Carol Emmans
Osseo, Minn.

I enjoyed reading the October issue of The Lutheran Witness, but I was jarred by one statement in the article, “Did God Actually Say?” by Pastor Reese.
Speaking of the vow confirmands make to live a life according to the Word of God, Pastor Reese wrote, “The new church member cheerfully sets out to live in faithful service to God.”

Although I’m certain that Pastor Reese meant to refer to the new communicant, his words are a denial of the truth that confirmands are already church members by virtue of their baptism.

Rev. Oscar Gerken
Oviedo, Fla.

My initial skepticism at an issue filled with “onepagers” was quickly overcome when I discovered that these brief Q&A articles, like the Spirit’s similarly terse letters to the seven churches, each put forward a call to repentance and a call to Faithfulness–a call to hold fast and ever more firmly, in this tempestuous sea of cultural vicissitudes, to what our Lord has given, and thus to receive the crown of life–and gladness. From stem to stern, there is something here for each of us, to bring us again as whole people, religious and secular, to Jesus for forgiveness and renewal. And that is good. I deeply appreciate a Witness that challenges me and my flock in this way and turns us to the Scriptures and to the Lutheran Confessions for more, for life in the Word of Jesus.

Rev. Dr. John W. Sias
Colstrip, Mont.

In the October issue, Sandra Ostapowich offers a truly strange reason for excluding women from the pastoral ministry. It sounds more like a rationale for male privilege than for servanthood. The reasoning is without a shred of basis in Scripture. For half a century as an ordained pastor I never felt, or heard another pastor say, we were “sacrificing” such a freedom or doing women a favor by relieving them of this pastoral responsibility. Perhaps it’s time for us to reconsider the exclusion of women from the pastoral ministry.

Rev. Arthur Simon
Bowie, Md.

Great topics in the October issue. They were all about what God did for us: died for our sins. Great Gospel and good news. The authors should be thanked.

Lloyd Wittenmeyer
Mentor, Ohio

The October Lutheran Witness is one of the best I have read. We are lifelong Lutherans. We have to be reminded what our church teaches from time to time.

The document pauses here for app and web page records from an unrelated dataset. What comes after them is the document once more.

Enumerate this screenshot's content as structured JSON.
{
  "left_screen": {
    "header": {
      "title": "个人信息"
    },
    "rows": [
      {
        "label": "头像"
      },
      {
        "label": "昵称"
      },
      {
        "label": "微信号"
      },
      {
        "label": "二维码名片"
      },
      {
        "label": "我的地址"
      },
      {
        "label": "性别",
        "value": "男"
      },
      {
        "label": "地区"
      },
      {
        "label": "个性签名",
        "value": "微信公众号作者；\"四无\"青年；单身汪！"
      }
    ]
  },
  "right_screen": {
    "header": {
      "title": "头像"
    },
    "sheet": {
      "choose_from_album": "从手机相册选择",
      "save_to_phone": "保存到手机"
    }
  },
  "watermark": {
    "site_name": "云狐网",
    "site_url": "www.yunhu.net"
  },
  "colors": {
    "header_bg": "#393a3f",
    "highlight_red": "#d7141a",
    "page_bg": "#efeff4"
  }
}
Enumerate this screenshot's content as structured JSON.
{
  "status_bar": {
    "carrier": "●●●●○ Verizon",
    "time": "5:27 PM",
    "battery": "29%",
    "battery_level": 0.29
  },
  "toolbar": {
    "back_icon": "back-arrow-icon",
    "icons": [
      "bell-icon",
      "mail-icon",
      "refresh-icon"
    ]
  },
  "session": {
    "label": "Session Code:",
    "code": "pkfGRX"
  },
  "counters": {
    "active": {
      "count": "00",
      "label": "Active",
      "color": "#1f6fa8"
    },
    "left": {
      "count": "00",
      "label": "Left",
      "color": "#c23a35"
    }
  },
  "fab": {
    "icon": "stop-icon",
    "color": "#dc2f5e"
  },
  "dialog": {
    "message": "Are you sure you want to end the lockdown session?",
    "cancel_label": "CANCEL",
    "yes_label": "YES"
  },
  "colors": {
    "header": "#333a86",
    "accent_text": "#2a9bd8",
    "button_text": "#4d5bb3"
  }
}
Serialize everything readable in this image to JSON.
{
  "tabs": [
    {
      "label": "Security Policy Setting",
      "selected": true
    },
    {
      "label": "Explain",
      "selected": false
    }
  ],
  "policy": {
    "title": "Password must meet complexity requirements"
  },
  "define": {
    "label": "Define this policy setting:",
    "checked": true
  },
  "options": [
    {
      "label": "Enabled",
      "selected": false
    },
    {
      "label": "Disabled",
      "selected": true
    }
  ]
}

We can also give this issue to our family and friends.

Gladys Schaeper
Robinson, Texas

” />” />

Leave a Comment

Your email address will not be published. Required fields are marked *

Scroll to Top